ANI | Updated: Mar 21, 2022 21:29 IST

Islamabad [Pakistan], March 21 (ANI): Pakistani women, including those in the north-western province of Khyber Pakhtunkhwa, continue to struggle to break stigma attached to their gender, and navigating life is still an uphill battle for most women and girls.
A majority of women in Pakistan suffer from some kind of health issue stemming from lack of access to a nutritious diet and restricted access to information, The Express Tribune reported citing Pakistan Demographic Health Survey (PDHS) Report.
According to the report, over 45 per cent of women are anaemic, 46.5 per cent of women are literate, 10 per cent of women can make independent decisions about their health, 25 per cent of young women are part of the labour force, while only 39 per cent of women in the country own a mobile phone.
The report stated that there is still emphasis on women repeatedly to strive to concieve a male child, risking the life of the mother as well as the child's health. It further added that mothers who gave birth before turning 18 have a 6 per cent higher risk of delivering babies prone to stunted growth.
Pakistan women's rights group, Aurat March, since its first march in 2018, are trying to make various changes in society but still, there is a lot to be planned and achieved in terms of women's access to adequate healthcare, according to Dr Azra, who campaigns for women's health issues.

The Population Council of Pakistan Senior Director, Dr Ali Meer informed that 1,900 maternal deaths occur annually in K-P, while more than 53 per cent of new-born babies die before making it to their first birthday.
"The constitution of Pakistan gives women the right to health and safety, so it is the responsibility of the state that this right is protected and upheld in every province and city," Ali Meer was quoted as saying by The Express Tribune.
Notably, since the Imran Khan government came to power in August 2018, Pakistan's Global Gender Gap Index has worsened over time. In 2017, Pakistan ranked 143, slipping to 148 in 2018.
According to the last year's 'Global Gender Gap Report 2021', Pakistan ranked 153 out of 156 countries on the gender parity index, that is, among the last four.
The country has become more conservative since Imran Khan came to power.

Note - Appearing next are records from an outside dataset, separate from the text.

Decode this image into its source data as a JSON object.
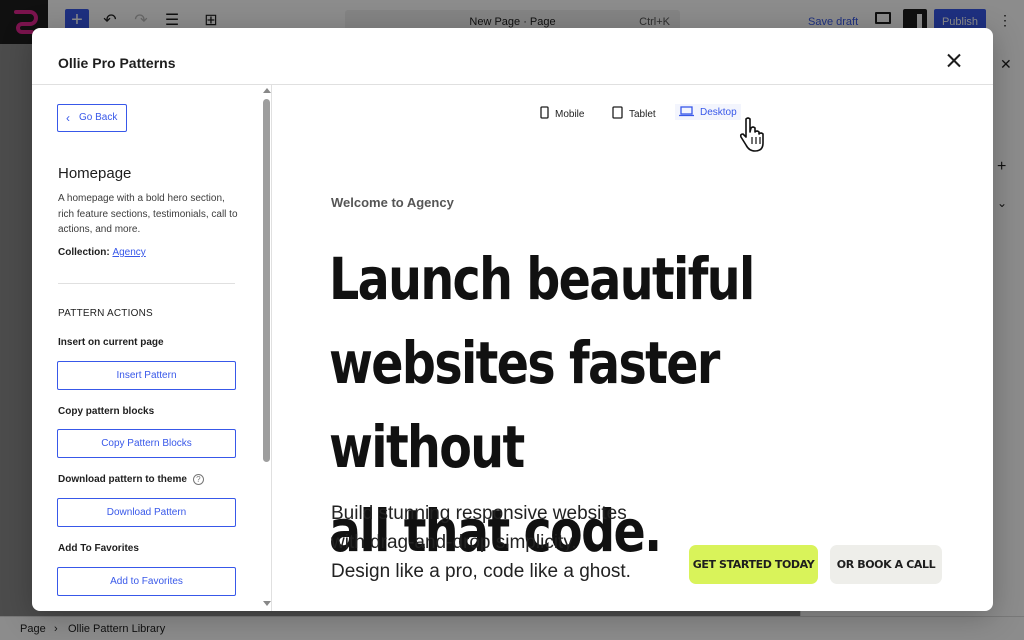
{
  "editor": {
    "document_title": "New Page · Page",
    "shortcut": "Ctrl+K",
    "save_draft": "Save draft",
    "publish": "Publish",
    "more_icon": "⋮"
  },
  "footer": {
    "breadcrumb": [
      "Page",
      "Ollie Pattern Library"
    ],
    "separator": "›"
  },
  "modal": {
    "title": "Ollie Pro Patterns",
    "close_icon": "close-icon"
  },
  "sidebar": {
    "go_back": "Go Back",
    "pattern_name": "Homepage",
    "pattern_description": "A homepage with a bold hero section, rich feature sections, testimonials, call to actions, and more.",
    "collection_label": "Collection:",
    "collection_value": "Agency",
    "section_heading": "PATTERN ACTIONS",
    "actions": [
      {
        "label": "Insert on current page",
        "button": "Insert Pattern"
      },
      {
        "label": "Copy pattern blocks",
        "button": "Copy Pattern Blocks"
      },
      {
        "label": "Download pattern to theme",
        "button": "Download Pattern"
      },
      {
        "label": "Add To Favorites",
        "button": "Add to Favorites"
      }
    ]
  },
  "preview": {
    "devices": [
      {
        "label": "Mobile",
        "icon": "mobile-icon"
      },
      {
        "label": "Tablet",
        "icon": "tablet-icon"
      },
      {
        "label": "Desktop",
        "icon": "desktop-icon",
        "active": true
      }
    ],
    "eyebrow": "Welcome to Agency",
    "headline_lines": [
      "Launch beautiful",
      "websites faster without",
      "all that code."
    ],
    "body_lines": [
      "Build stunning responsive websites",
      "with drag-and-drop simplicity.",
      "Design like a pro, code like a ghost."
    ],
    "cta_primary": "GET STARTED TODAY",
    "cta_secondary": "OR BOOK A CALL",
    "accent_color": "#d9f35a",
    "link_color": "#3858e9"
  }
}
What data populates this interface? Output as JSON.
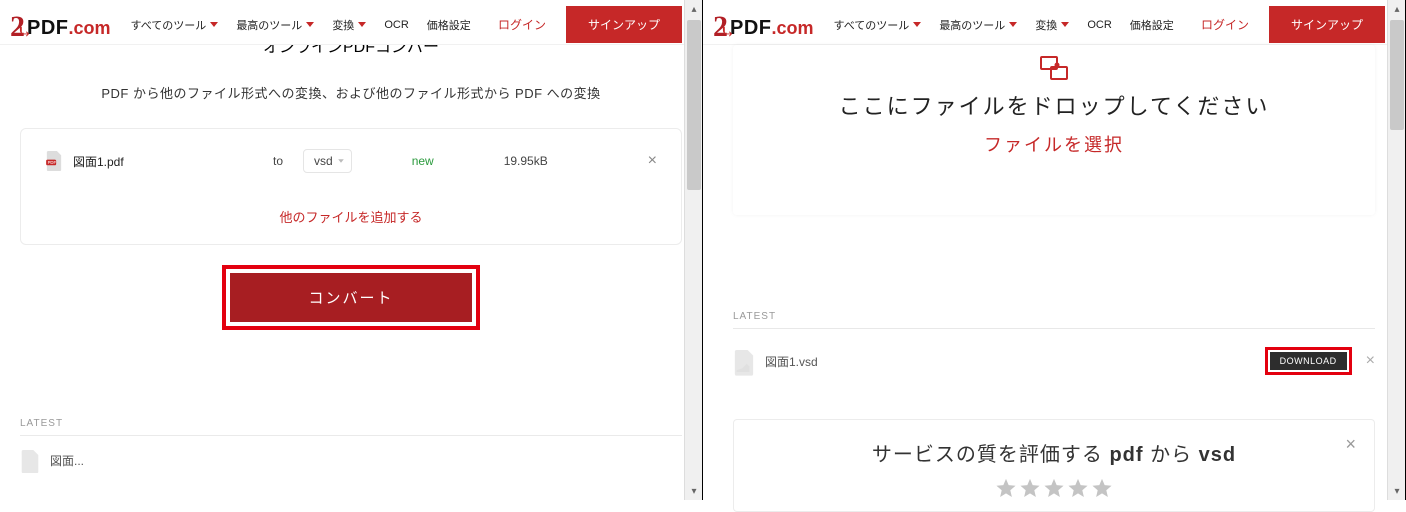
{
  "brand": {
    "num": "2",
    "pdf": "PDF",
    "com": ".com"
  },
  "nav": {
    "all_tools": "すべてのツール",
    "best_tools": "最高のツール",
    "convert": "変換",
    "ocr": "OCR",
    "pricing": "価格設定"
  },
  "auth": {
    "login": "ログイン",
    "signup": "サインアップ"
  },
  "left": {
    "headline": "オンラインPDFコンバー",
    "subline": "PDF から他のファイル形式への変換、および他のファイル形式から PDF への変換",
    "file": {
      "name": "図面1.pdf",
      "to_label": "to",
      "format": "vsd",
      "status": "new",
      "size": "19.95kB"
    },
    "add_more": "他のファイルを追加する",
    "convert": "コンバート",
    "latest_label": "LATEST",
    "latest_item": "図面..."
  },
  "right": {
    "drop_title": "ここにファイルをドロップしてください",
    "select_file": "ファイルを選択",
    "latest_label": "LATEST",
    "latest_item": "図面1.vsd",
    "download": "DOWNLOAD",
    "rating_prefix": "サービスの質を評価する ",
    "rating_from": "pdf",
    "rating_mid": " から ",
    "rating_to": "vsd"
  }
}
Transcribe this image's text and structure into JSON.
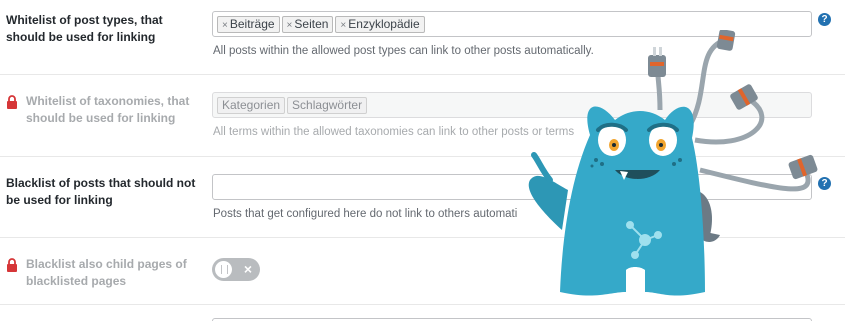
{
  "settings": {
    "row1": {
      "label": "Whitelist of post types, that should be used for linking",
      "tags": [
        "Beiträge",
        "Seiten",
        "Enzyklopädie"
      ],
      "help": "All posts within the allowed post types can link to other posts automatically."
    },
    "row2": {
      "label": "Whitelist of taxonomies, that should be used for linking",
      "tags": [
        "Kategorien",
        "Schlagwörter"
      ],
      "help": "All terms within the allowed taxonomies can link to other posts or terms"
    },
    "row3": {
      "label": "Blacklist of posts that should not be used for linking",
      "value": "",
      "help": "Posts that get configured here do not link to others automati"
    },
    "row4": {
      "label": "Blacklist also child pages of blacklisted pages",
      "toggle_state": "off"
    }
  },
  "icons": {
    "help": "question-circle-icon",
    "lock": "lock-icon",
    "remove_tag": "×",
    "toggle_off": "×",
    "help_symbol": "?"
  },
  "colors": {
    "help_icon": "#2271b1",
    "lock": "#d63638",
    "mascot": "#35a9c9"
  }
}
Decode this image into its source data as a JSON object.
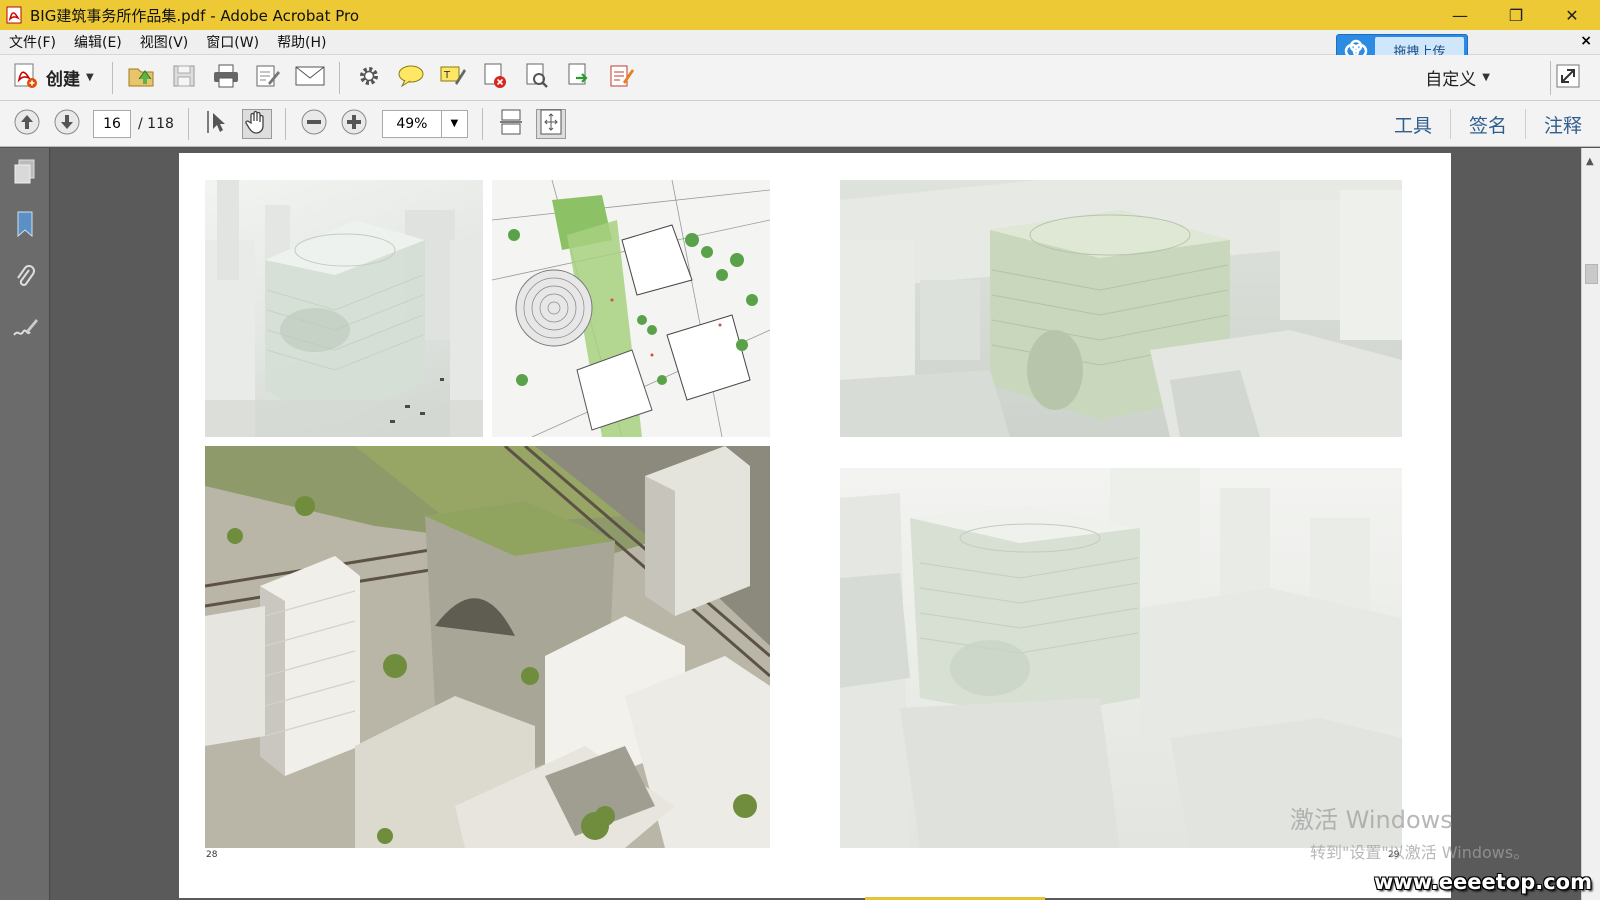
{
  "window": {
    "title": "BIG建筑事务所作品集.pdf - Adobe Acrobat Pro",
    "controls": {
      "minimize": "—",
      "restore": "❐",
      "close": "✕"
    }
  },
  "menu": {
    "items": [
      "文件(F)",
      "编辑(E)",
      "视图(V)",
      "窗口(W)",
      "帮助(H)"
    ],
    "close": "×"
  },
  "upload": {
    "label": "拖拽上传"
  },
  "toolbar": {
    "create_label": "创建",
    "customize_label": "自定义"
  },
  "navigation": {
    "current_page": "16",
    "total_pages": "/ 118",
    "zoom": "49%"
  },
  "right_tabs": [
    "工具",
    "签名",
    "注释"
  ],
  "document": {
    "left_page_number": "28",
    "right_page_number": "29"
  },
  "watermark": {
    "line1": "激活 Windows",
    "line2": "转到\"设置\"以激活 Windows。"
  },
  "site": "www.eeeetop.com",
  "colors": {
    "titlebar": "#ecc935",
    "accent_blue": "#2d8be3",
    "tab_text": "#2f5e8f"
  }
}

Islamist parties such as TLP and Jamaat-e-Islami, among others, are feeling emboldened and have gained more popularity across the country in the last three years, spreading harsher versions of Islam, especially targeting women and minorities.
In addition, the Taliban's forceful takeover of Afghanistan last year and the subsequent increase in violence against women under the Sharia Law has further exacerbated fears among women in Pakistan. (ANI)